Many tumors are potentially immunogenic, as corroborated by the presence of tumor-specific immune responses in vivo. Nonetheless, spontaneous clearance of established tumors by endogenous immune mechanisms is rare. Thus, the focus of most cancer immunotherapy is to supplement essential immunogenic elements to boost tumor specific immunity. Why, then, has tumor immunotherapy resulted in a generally poor clinical efficiency? The reason may lie in the increasingly documented fact that tumors develop diverse strategies that escape tumor specific immunity. In this talk I will discuss Treg and Th17 cells, their regulation in the tumor microenvironment and their therapeutic relevance.

Treg cells: Tumors express a range of antigens including self-antigens. Regulatory T cells (Tregs) are critical for maintaining T cell tolerance to self-antigens. Tregs are thought to dampen tumor associated antigen (TAA)-specific T cell immunity and to be the main obstacle tempering successful immunotherapy and active vaccination. Tregs accumulate within the tumor environment, and inhibit TAA-specific cytotoxicity and contribute to tumor growth in vivo, and predict a striking reduction of cancer patient survival. There are four potential sources for CD4+ Tregs in the tumor environment. (i). Trafficking. CD4+ Tregs from the thymus, lymph nodes, bone marrow and peripheral blood traffic into the tumor. CD4+ Tregs express CCR4, and abundant expression of CCL22 in the ovarian tumor environment stimulates Treg tumor infiltration. (ii). Differentiation. The tumor environment contains molecules capable of suppressing APC differentiation and function. These induce dysfunctional APCs, which in turn stimulate Treg differentiation. (iii). Expansion. Antigen presenting cells (APCs) including dendritic cells (DCs) and myeloid cells can stimulate Treg expansion and it is predicted that APCs in the tumor environment and draining lymph nodes may also induce Treg expansion. (iv). Conversion. Conventional T cells can be converted into Tregs by TGF-β, and high levels of TGF-β are often found in the tumor environment.

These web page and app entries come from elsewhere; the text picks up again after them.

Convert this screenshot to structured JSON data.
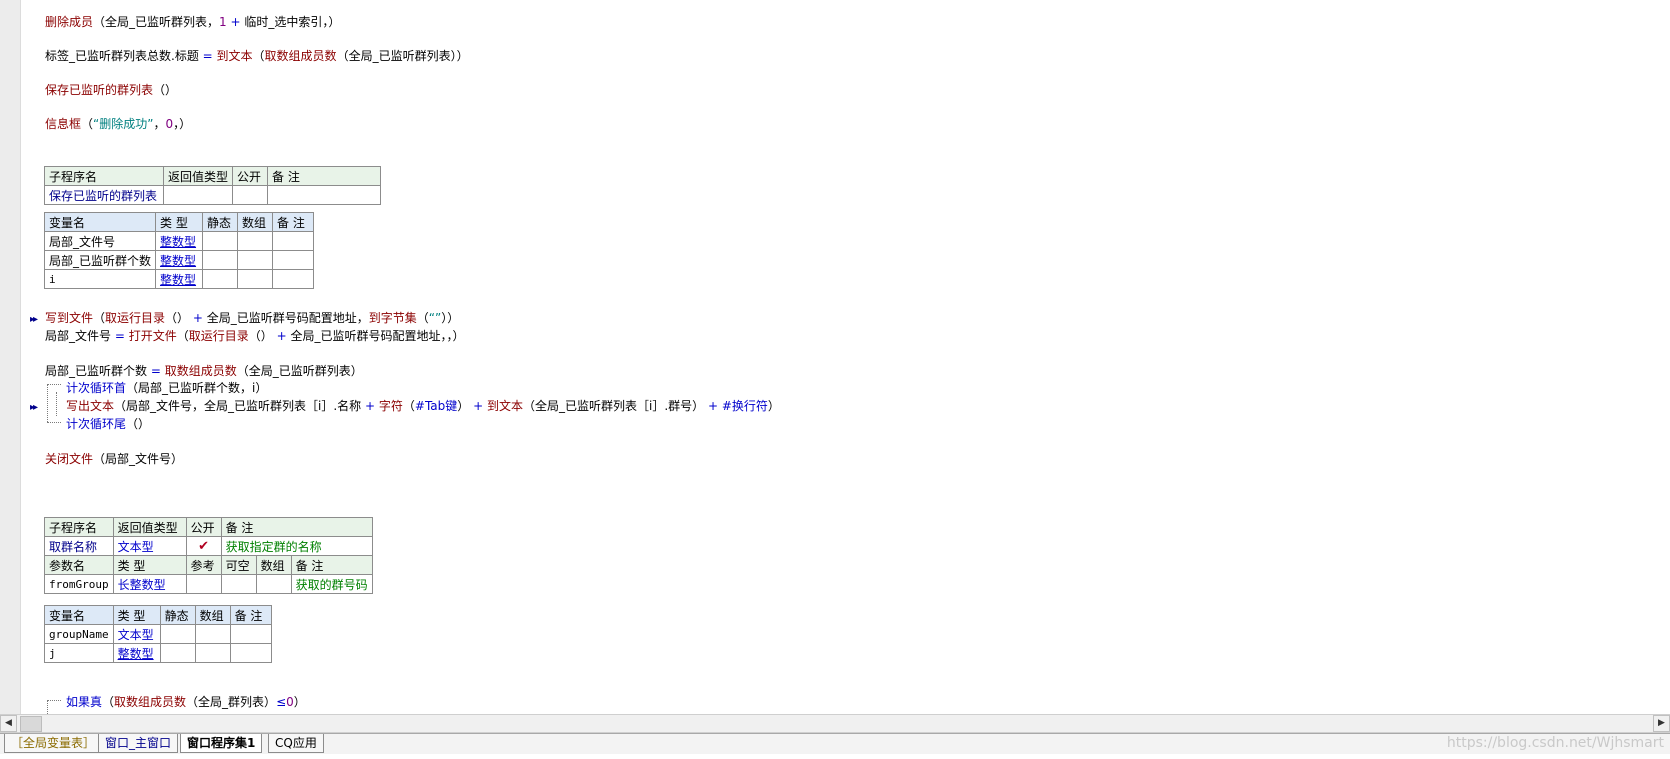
{
  "code": {
    "l1": {
      "fn": "删除成员",
      "args": "（全局_已监听群列表，",
      "num": "1",
      "op": " + ",
      "rest": "临时_选中索引，）"
    },
    "l2": {
      "a": "标签_已监听群列表总数.标题",
      "op": " = ",
      "fn": "到文本",
      "b": "（",
      "fn2": "取数组成员数",
      "c": "（全局_已监听群列表））"
    },
    "l3": {
      "fn": "保存已监听的群列表",
      "args": "（）"
    },
    "l4": {
      "fn": "信息框",
      "a": "（",
      "str": "“删除成功”",
      "b": "，",
      "num": "0",
      "c": "，）"
    },
    "l5": {
      "fn": "写到文件",
      "a": "（",
      "fn2": "取运行目录",
      "b": "（）",
      "op": " + ",
      "c": "全局_已监听群号码配置地址，",
      "fn3": "到字节集",
      "d": "（",
      "str": "“”",
      "e": "））"
    },
    "l6": {
      "a": "局部_文件号",
      "op": " = ",
      "fn": "打开文件",
      "b": "（",
      "fn2": "取运行目录",
      "c": "（）",
      "op2": " + ",
      "d": "全局_已监听群号码配置地址，，）"
    },
    "l7": {
      "a": "局部_已监听群个数",
      "op": " = ",
      "fn": "取数组成员数",
      "b": "（全局_已监听群列表）"
    },
    "l8": {
      "cmd": "计次循环首",
      "args": "（局部_已监听群个数，i）"
    },
    "l9": {
      "fn": "写出文本",
      "a": "（局部_文件号，全局_已监听群列表［i］.名称",
      "op": " + ",
      "fn2": "字符",
      "b": "（",
      "cmd": "#Tab键",
      "c": "）",
      "op2": " + ",
      "fn3": "到文本",
      "d": "（全局_已监听群列表［i］.群号）",
      "op3": " + ",
      "cmd2": "#换行符",
      "e": "）"
    },
    "l10": {
      "cmd": "计次循环尾",
      "args": "（）"
    },
    "l11": {
      "fn": "关闭文件",
      "args": "（局部_文件号）"
    },
    "l12": {
      "cmd": "如果真",
      "a": "（",
      "fn": "取数组成员数",
      "b": "（全局_群列表）",
      "op": "≤",
      "num": "0",
      "c": "）"
    }
  },
  "sub1": {
    "headers": [
      "子程序名",
      "返回值类型",
      "公开",
      "备 注"
    ],
    "name": "保存已监听的群列表",
    "var_headers": [
      "变量名",
      "类 型",
      "静态",
      "数组",
      "备 注"
    ],
    "vars": [
      {
        "name": "局部_文件号",
        "type": "整数型"
      },
      {
        "name": "局部_已监听群个数",
        "type": "整数型"
      },
      {
        "name": "i",
        "type": "整数型"
      }
    ]
  },
  "sub2": {
    "headers": [
      "子程序名",
      "返回值类型",
      "公开",
      "备 注"
    ],
    "name": "取群名称",
    "ret": "文本型",
    "public": "✔",
    "note": "获取指定群的名称",
    "param_headers": [
      "参数名",
      "类 型",
      "参考",
      "可空",
      "数组",
      "备 注"
    ],
    "param": {
      "name": "fromGroup",
      "type": "长整数型",
      "note": "获取的群号码"
    },
    "var_headers": [
      "变量名",
      "类 型",
      "静态",
      "数组",
      "备 注"
    ],
    "vars": [
      {
        "name": "groupName",
        "type": "文本型"
      },
      {
        "name": "j",
        "type": "整数型"
      }
    ]
  },
  "tabs": [
    "［全局变量表］",
    "窗口_主窗口",
    "窗口程序集1",
    "CQ应用"
  ],
  "watermark": "https://blog.csdn.net/Wjhsmart",
  "icons": {
    "scroll_left": "◀",
    "scroll_right": "▶",
    "run_marker": "▸▸"
  },
  "colors": {
    "function": "#8b0000",
    "command": "#0000cc",
    "string": "#008080",
    "number": "#800080",
    "comment": "#008000"
  }
}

B7-H4 and Tregs: Tregs apply multiple modes of suppressive mechanisms in variable pathologic situations. Tregs can mediate immunosuppression at the level of APCs. For example, high numbers of B7-H4+ macrophages are found in ovarian tumor environments. Tumor B7-H4+ macrophages induced T cell cycle arrest and inhibited TAA-specific T cell responses through B7-H4. Interestingly, CD4+ Tregs triggered APC IL-10 production, induced B7-H4 expression on APCs through IL-10, and rendered APCs immunosuppressive through B7-H4. CD4+ Tregs may convey suppressive activity to APCs by stimulating B7-H4 expression. This suppressive mechanism may occur in the tumor environment including human ovarian cancer.

Th17 cells: Although an understanding of the role during cancer development and progression has been elusive, the frequent presence of inflammatory immune cells and molecular mediators in tumors has been recognized for over a century. Tumor has therefore been considered as a chronic inflammatory disease. IL-17 is a master proinflammatory cytokine. An effector CD4+ T cell lineage, IL-17 producing subpopulation, called Th17 has recently been described. Th17 cells play an active role in inflammation and autoimmune diseases. However, the nature, regulation and role of Th17 in the context of tumor immunity remain unknown. In this talk, I will discuss the kinetic distribution and phenotype of Th17 cells in multiple tumor microenvironments in mice and humans. We will compare the distribution and regulation of Tregs and Th17 cells in the tumor environments, and provide evidence supporting the concept that Treg and Th17 cells may be largely controlled by local environmental cytokines.

98th AACR Annual Meeting-- Apr 14-18, 2007; Los Angeles, CA